Review – The Tenth of December by George Saunders
by Jon Page - March 11th, 2014
I don’t read a lot of short stories. As whole I find them unsatisfying and would much rather sink my teeth into something longer. All though in saying that I am a massive convert to serial fiction where you get to read 100-200 pages of a continuous story every 3-4 months. There has been a lot of buzz about George Saunders’ latest collection of stories and after receiving a strong recommendation to give him a go I did exactly that.
The first story, Victory Lap, was amazing. The way Saunders got into the head of the three characters so quickly and fully was something to behold. It is a powerful and dark story, told very delicately, that really kicked off the collection well. Saunders followed this up with Sticks, a really shorty story consisting of only two paragraphs that again packed a punch that belied its size. My other favourites in the collection were Escape From Spiderhead, which is about an unusual experiment conducted on prisoners and the powerful The Semplica-Girl Diaries which lures you into some absolutely biting satire.

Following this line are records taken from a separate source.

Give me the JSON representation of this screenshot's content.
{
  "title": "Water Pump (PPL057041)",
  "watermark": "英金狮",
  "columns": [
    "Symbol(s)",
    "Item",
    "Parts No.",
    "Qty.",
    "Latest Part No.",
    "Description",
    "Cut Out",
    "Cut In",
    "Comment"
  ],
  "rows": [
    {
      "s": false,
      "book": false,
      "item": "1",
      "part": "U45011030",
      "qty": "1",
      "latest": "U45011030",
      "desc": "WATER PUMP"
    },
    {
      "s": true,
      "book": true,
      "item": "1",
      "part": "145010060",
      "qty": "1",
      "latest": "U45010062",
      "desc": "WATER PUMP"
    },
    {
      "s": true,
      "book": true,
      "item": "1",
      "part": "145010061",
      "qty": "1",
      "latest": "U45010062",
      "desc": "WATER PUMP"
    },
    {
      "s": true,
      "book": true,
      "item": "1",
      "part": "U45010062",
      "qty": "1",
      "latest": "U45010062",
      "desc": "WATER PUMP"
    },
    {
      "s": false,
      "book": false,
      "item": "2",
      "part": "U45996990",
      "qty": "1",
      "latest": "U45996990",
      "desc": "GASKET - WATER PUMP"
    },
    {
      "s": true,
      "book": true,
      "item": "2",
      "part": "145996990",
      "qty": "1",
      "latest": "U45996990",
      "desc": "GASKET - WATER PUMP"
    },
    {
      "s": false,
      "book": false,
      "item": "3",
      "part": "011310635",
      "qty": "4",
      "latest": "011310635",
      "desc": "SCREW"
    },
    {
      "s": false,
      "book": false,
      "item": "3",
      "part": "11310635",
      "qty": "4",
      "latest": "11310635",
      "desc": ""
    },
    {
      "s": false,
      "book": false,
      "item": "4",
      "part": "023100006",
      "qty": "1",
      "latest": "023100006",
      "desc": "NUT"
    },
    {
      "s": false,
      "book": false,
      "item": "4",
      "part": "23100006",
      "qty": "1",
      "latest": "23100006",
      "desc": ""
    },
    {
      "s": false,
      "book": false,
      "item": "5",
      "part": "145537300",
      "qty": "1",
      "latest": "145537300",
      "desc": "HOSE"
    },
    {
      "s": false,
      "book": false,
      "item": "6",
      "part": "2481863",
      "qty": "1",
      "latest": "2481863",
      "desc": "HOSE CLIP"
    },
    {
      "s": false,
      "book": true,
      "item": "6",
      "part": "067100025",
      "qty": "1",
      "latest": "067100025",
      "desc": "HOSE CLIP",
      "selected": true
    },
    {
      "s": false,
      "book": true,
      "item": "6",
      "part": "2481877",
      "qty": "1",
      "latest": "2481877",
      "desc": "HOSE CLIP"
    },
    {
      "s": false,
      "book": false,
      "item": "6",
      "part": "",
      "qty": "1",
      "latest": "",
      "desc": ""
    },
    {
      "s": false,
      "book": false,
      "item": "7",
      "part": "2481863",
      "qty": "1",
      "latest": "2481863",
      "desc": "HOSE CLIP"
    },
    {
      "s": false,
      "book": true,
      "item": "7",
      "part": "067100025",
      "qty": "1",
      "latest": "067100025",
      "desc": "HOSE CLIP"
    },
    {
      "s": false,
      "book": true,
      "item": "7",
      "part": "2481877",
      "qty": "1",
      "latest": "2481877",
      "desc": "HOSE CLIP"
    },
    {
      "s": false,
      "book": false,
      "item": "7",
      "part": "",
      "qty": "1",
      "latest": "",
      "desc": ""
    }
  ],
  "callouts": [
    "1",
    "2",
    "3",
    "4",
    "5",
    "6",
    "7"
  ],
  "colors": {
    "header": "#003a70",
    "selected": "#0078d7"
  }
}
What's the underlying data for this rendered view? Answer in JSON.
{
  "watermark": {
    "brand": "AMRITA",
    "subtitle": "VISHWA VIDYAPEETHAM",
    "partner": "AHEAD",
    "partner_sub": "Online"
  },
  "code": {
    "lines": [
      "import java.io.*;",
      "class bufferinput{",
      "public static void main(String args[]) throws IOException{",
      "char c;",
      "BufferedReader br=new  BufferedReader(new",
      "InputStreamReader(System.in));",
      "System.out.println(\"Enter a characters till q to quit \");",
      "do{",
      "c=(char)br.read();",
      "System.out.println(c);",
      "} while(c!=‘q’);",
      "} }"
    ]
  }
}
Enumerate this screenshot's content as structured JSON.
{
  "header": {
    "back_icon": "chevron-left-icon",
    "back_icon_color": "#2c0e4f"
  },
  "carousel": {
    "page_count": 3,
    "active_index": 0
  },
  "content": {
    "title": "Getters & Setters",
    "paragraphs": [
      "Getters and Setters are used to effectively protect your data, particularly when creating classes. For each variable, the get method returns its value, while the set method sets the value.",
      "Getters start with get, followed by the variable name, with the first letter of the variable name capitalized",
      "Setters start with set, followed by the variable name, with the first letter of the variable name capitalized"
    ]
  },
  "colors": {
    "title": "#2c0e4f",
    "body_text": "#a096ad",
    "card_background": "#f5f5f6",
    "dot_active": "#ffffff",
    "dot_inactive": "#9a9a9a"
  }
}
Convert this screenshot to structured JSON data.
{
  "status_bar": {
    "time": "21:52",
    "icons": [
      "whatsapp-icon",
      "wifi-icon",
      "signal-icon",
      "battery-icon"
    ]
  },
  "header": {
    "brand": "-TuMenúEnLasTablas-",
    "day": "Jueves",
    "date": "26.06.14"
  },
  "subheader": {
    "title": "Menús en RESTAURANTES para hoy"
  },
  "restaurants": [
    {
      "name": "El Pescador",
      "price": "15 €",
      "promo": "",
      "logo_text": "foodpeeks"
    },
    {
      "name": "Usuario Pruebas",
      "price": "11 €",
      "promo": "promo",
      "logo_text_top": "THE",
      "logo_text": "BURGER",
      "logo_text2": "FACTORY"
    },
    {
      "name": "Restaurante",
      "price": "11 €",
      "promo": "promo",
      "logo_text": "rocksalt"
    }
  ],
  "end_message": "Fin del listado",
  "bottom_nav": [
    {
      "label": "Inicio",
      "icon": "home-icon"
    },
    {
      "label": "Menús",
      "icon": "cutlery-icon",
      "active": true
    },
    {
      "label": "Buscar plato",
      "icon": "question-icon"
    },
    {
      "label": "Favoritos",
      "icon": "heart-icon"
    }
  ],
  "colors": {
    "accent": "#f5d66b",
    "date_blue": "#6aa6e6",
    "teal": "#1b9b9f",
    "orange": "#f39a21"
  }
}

The writing is amazing but by the end of the collection my feelings about short stories bore true again. I felt unsatisfied and wanting more exploration of the ideas Saunders was bringing up and commenting on. As a writer I can see that he is a masterful storyteller, as reader I just wanted a bit more to sink my teeth into.